The negotiated deal also includes layoff protections for BIPOC staff who might otherwise lose jobs during staffing cutbacks. Traditionally, by contract, the layoffs were determined mostly by seniority.

The school district informed parents that teachers will return to their buildings on Monday, ahead of students. School officials are expected to extend the semester from June 10 to June 24. Beginning April 11, an additional 42 minutes will be tacked onto each school day.

Moreover, graduations will still go on as planned, according to district officials. "Holding graduations harmless was important, as is recognizing that schools will have to work with families with already-scheduled plans.
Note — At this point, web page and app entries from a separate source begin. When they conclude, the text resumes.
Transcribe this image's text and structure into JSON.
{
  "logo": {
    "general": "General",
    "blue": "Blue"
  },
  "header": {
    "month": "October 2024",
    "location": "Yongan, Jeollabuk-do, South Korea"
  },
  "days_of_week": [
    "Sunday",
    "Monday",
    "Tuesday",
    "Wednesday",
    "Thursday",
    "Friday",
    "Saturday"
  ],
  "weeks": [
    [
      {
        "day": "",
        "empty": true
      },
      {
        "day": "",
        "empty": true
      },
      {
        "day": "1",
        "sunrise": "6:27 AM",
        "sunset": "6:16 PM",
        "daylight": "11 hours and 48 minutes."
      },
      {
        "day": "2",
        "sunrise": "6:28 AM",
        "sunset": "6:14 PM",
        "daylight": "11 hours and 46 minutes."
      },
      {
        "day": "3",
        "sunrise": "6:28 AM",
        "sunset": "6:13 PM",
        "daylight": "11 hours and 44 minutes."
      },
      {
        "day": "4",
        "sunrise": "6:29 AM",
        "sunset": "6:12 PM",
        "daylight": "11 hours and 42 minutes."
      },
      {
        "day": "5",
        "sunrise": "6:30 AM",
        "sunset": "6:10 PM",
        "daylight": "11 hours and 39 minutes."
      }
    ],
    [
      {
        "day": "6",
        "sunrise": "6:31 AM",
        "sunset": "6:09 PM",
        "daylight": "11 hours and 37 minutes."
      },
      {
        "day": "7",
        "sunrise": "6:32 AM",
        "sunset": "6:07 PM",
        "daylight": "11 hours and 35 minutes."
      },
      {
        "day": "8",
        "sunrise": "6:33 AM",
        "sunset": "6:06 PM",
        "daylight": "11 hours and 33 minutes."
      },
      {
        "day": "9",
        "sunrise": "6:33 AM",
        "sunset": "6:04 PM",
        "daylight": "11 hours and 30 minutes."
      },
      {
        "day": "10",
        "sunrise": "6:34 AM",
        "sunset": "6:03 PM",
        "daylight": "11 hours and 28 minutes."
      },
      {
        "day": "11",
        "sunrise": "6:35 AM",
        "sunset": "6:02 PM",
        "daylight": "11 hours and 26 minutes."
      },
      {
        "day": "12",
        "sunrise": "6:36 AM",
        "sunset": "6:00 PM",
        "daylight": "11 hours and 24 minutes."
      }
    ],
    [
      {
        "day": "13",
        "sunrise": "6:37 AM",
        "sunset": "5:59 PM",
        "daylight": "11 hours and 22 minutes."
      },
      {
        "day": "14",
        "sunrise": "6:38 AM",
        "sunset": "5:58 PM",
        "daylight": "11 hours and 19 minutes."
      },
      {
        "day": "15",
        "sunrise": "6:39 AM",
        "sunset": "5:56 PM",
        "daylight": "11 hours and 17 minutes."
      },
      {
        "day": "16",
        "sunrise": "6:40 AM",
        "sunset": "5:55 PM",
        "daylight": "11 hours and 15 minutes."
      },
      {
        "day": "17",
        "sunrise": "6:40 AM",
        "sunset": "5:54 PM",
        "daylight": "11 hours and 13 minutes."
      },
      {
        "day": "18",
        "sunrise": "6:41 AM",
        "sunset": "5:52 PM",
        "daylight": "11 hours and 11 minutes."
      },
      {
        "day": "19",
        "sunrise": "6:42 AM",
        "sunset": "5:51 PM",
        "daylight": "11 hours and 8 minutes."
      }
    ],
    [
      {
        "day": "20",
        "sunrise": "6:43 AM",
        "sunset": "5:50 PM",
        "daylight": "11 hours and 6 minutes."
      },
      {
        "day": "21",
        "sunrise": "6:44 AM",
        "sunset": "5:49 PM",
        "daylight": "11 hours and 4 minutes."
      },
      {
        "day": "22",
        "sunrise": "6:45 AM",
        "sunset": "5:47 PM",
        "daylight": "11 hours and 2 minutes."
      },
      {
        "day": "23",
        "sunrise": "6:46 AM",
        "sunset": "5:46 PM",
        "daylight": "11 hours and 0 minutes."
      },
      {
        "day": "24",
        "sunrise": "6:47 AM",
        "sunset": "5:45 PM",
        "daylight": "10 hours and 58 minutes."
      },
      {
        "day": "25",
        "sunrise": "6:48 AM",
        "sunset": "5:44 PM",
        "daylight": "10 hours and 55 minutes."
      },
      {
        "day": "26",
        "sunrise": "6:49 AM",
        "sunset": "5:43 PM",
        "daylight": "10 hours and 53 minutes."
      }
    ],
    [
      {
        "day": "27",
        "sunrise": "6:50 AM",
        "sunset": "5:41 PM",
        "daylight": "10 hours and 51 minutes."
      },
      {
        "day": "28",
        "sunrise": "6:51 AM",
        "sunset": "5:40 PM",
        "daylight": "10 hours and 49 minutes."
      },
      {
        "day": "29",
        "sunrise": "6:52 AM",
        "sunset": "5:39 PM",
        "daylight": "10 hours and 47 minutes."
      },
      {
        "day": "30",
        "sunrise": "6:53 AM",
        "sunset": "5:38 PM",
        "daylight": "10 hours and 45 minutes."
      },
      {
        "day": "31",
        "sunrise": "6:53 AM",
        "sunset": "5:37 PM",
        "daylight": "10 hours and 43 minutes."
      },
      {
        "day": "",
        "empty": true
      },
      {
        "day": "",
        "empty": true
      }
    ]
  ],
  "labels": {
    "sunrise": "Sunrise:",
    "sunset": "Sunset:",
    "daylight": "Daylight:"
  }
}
Seniors still need to complete their coursework to graduate, but can work with their principals and counselors if already-scheduled plans mean they can’t attend school during the extended year," the district said.

MPS says it is considering distance learning as an option for students and families as they navigate toward the extended portion of the school semester.

Minneapolis Public Schools sent the following email to parents Sunday night.

Dear MPS Families,

Students will return to their classrooms on Tuesday, March 29 after members of the Minneapolis Federation of Teachers (MFT) voted today to ratify the tentative contract agreement and agreed to plans for returning to work.

As part of the agreement, Monday, March 28 will be a transition day for teachers and educational support professionals (ESPs) to prepare for the return of students.

The following schedule changes were also agreed upon by MPS and MFT to make up missed time:

  • Students will attend school on Friday, April 1– moving the currently scheduled teacher record-keeping day to Saturday, April 23.
  • Beginning on Monday, April 11, add 42 minutes to each school day for the remainder of the school year.
  • Change the date for the end of Quarter 3 to Thursday, April 21; change the date for the beginning of Quarter 4 to Friday, April 22.
  • Extend the end of the school year to Friday, June 24.

Thank you for your continued patience. Please continue to visit our webpage for updates.

Watch more local news:

Watch the latest local news from the Twin Cities in our YouTube playlist:


Paid Advertisement